As I watched from the roof of my apartment building in Istanbul, the explosions and gunfire from the Bosphorous bridge got louder and more frequent.
Two blocks from my apartment building, soldiers had opened fire on flag-waving crowds in popular Taksim Square. At 11 p.m., Prime Minister Recep Tayyip Erdogan appeared on television, telling the country that a kalkışma girişimi (an uprising attempt) had begun.
A military coup, or power grab, was not unusual in Turkey. Most Turkish people are familiar with the realities of coups, having lived through them in 1960, 1971, 1980 and 1997.
But this one seemed different.
It is nearly impossible to describe the not knowing of who was shooting whom, who was in control of the government, or whose F-16s were flying overhead, except that it was terrifying.
The SIM card on my roommate’s cellphone had been blocked. Twitter and Facebook were throttled to a crawl. For the second time since I arrived in Istanbul, I reassured my family that I was safe by posting a message to Facebook.
The call to prayer sounded continuously, beckoning Turks to the streets throughout the night, a tactic that has not been used since the Ottoman times. Later, the Turkish government and President Erdoğan would text every phone in the country — including mine — calling everyone to the street to “take back the nation” and stop the rebellious military.
President Erdoğan’s text.
By midnight, the sounds of helicopters and F-16s above our ground floor apartment made the coup all too real. I grabbed my camera, went to the roof, and shot video. But as attack helicopters flew into Taksim Square, I headed downstairs.
I was back in my room as the rebels’ F-16s sonically bombed our neighborhood, attempting to enforce a planned curfew. The sonic bombs knocked me down, sucking the air out of my lungs, and broke windows every time an F-16 passed over us.
My Turkish roommate, who had work in the morning, had brushed off news of the coup and gone to bed earlier, but was awokened when a shockwave smashed the front door.
I placed my hand on a window during one sonic boom and felt it move like a liquid.
At the time we had no way of knowing who these airstrikes were targeting. We could only sit in the middle of our living room, away from the windows, and wait.
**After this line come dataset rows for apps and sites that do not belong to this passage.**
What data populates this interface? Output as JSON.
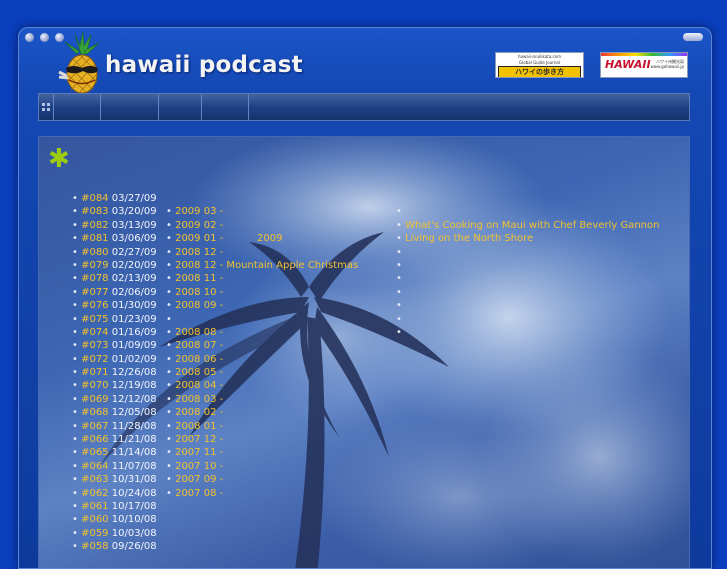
{
  "site": {
    "title": "hawaii podcast"
  },
  "banners": {
    "left": {
      "top_text": "hawaii-arukikata.com",
      "sub_text": "Global Guide Journal",
      "main_text": "ハワイの歩き方"
    },
    "right": {
      "main_text": "HAWAII",
      "small_text": "ハワイ州観光局",
      "url_text": "www.gohawaii.jp"
    }
  },
  "colors": {
    "background": "#0a3fbe",
    "link": "#f2c230",
    "accent": "#9ccc12",
    "date_text": "#f3f5fb"
  },
  "icons": {
    "logo": "pineapple-logo-icon",
    "heading": "asterisk-icon",
    "nav": "grid-icon"
  },
  "episodes": [
    {
      "id": "#084",
      "date": "03/27/09"
    },
    {
      "id": "#083",
      "date": "03/20/09"
    },
    {
      "id": "#082",
      "date": "03/13/09"
    },
    {
      "id": "#081",
      "date": "03/06/09"
    },
    {
      "id": "#080",
      "date": "02/27/09"
    },
    {
      "id": "#079",
      "date": "02/20/09"
    },
    {
      "id": "#078",
      "date": "02/13/09"
    },
    {
      "id": "#077",
      "date": "02/06/09"
    },
    {
      "id": "#076",
      "date": "01/30/09"
    },
    {
      "id": "#075",
      "date": "01/23/09"
    },
    {
      "id": "#074",
      "date": "01/16/09"
    },
    {
      "id": "#073",
      "date": "01/09/09"
    },
    {
      "id": "#072",
      "date": "01/02/09"
    },
    {
      "id": "#071",
      "date": "12/26/08"
    },
    {
      "id": "#070",
      "date": "12/19/08"
    },
    {
      "id": "#069",
      "date": "12/12/08"
    },
    {
      "id": "#068",
      "date": "12/05/08"
    },
    {
      "id": "#067",
      "date": "11/28/08"
    },
    {
      "id": "#066",
      "date": "11/21/08"
    },
    {
      "id": "#065",
      "date": "11/14/08"
    },
    {
      "id": "#064",
      "date": "11/07/08"
    },
    {
      "id": "#063",
      "date": "10/31/08"
    },
    {
      "id": "#062",
      "date": "10/24/08"
    },
    {
      "id": "#061",
      "date": "10/17/08"
    },
    {
      "id": "#060",
      "date": "10/10/08"
    },
    {
      "id": "#059",
      "date": "10/03/08"
    },
    {
      "id": "#058",
      "date": "09/26/08"
    }
  ],
  "archives": [
    {
      "label": "2009 03",
      "extra": ""
    },
    {
      "label": "2009 02",
      "extra": ""
    },
    {
      "label": "2009 01",
      "extra": ""
    },
    {
      "label": "2008 12",
      "extra": ""
    },
    {
      "label": "2008 12",
      "extra": "Mountain Apple Christmas"
    },
    {
      "label": "2008 11",
      "extra": ""
    },
    {
      "label": "2008 10",
      "extra": ""
    },
    {
      "label": "2008 09",
      "extra": ""
    },
    {
      "label": "",
      "extra": ""
    },
    {
      "label": "2008 08",
      "extra": ""
    },
    {
      "label": "2008 07",
      "extra": ""
    },
    {
      "label": "2008 06",
      "extra": ""
    },
    {
      "label": "2008 05",
      "extra": ""
    },
    {
      "label": "2008 04",
      "extra": ""
    },
    {
      "label": "2008 03",
      "extra": ""
    },
    {
      "label": "2008 02",
      "extra": ""
    },
    {
      "label": "2008 01",
      "extra": ""
    },
    {
      "label": "2007 12",
      "extra": ""
    },
    {
      "label": "2007 11",
      "extra": ""
    },
    {
      "label": "2007 10",
      "extra": ""
    },
    {
      "label": "2007 09",
      "extra": ""
    },
    {
      "label": "2007 08",
      "extra": ""
    }
  ],
  "archive_year_label": "2009",
  "features": [
    {
      "title": ""
    },
    {
      "title": "What's Cooking on Maui with Chef Beverly Gannon"
    },
    {
      "title": "Living on the North Shore"
    },
    {
      "title": ""
    },
    {
      "title": ""
    },
    {
      "title": ""
    },
    {
      "title": ""
    },
    {
      "title": ""
    },
    {
      "title": ""
    },
    {
      "title": ""
    }
  ]
}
Outside, a trickle of people fled by foot with bags and backpacks, running over the shattered glass that covered the street. As the sonic booms persisted, groups of people in Taksim increased.
But as night passed into morning, the soldiers had stepped down from areas they had controlled in Istanbul. Across the country, more than 245 people had been killed and 1,800 injured.
I finally slept around 7:30 a.m., when it looked unlikely the coup would succeed. The AKP government — Erdogan’s government — has steadily eroded the military’s ability to influence politics over the past 14 years, and this coup attempt looked more like an act of desperation than a display of power.
Erdoğan blamed the Gülenist Movement and called for democracy to be defended using the same guerrilla media tactics he often uses to block opponents of his government.
The Gülen Movement (or Hizmet, Cemaat) is a socially minded Sunni Islamist movement that follows the teachings of Fethullah Gülen, a former Erdoğan ally who lives in Pennsylvania in self-imposed exile.
Gülen’s network of supporters runs schools, businesses and newspapers in Turkey and across the U.S. and Muslim world. Since 2013, when Gülenists leaked tapes of top AKP officials linking them to corruption, the government has arrested thousands of suspected Gülenists for plotting to overthrow the government.
Demonstrators have burned effigies of Fethullah Gulen, organized convoys of honking cars and motorcycles, and have continued gathering by the thousands every night since the coup attempt.
Conspiracy theories about who is responsible for the botched coup have continued, with most official media running the same headlines: “Democracy Won” and “The People Defeated the Coup.”
As many commentators have pointed out, the city just wants to return to normal. People returned to work over the weekend. Public transport was free.
I am constantly reminded that I am only a guest in this country, that this is not my reality. I will never know how unfair it feels to be confronted with the instability and painful loss that this and terror attacks have caused this year.
I have never once been disrespected or treated with anything less than kindness during my time here. I feel for the Turkish people who have lost loved ones, who have had relatives imprisoned, and whose loyalty is being called into question by the government.
Noah Ringler is studying in Istanbul on the ARIT-BU Fellowship from the U.S. Department of Education, taking four hours of language classes a day at Boğaziçi University to build his Turkish fluency to a professional skill by summer’s end. He attends American University in Washington, D.C.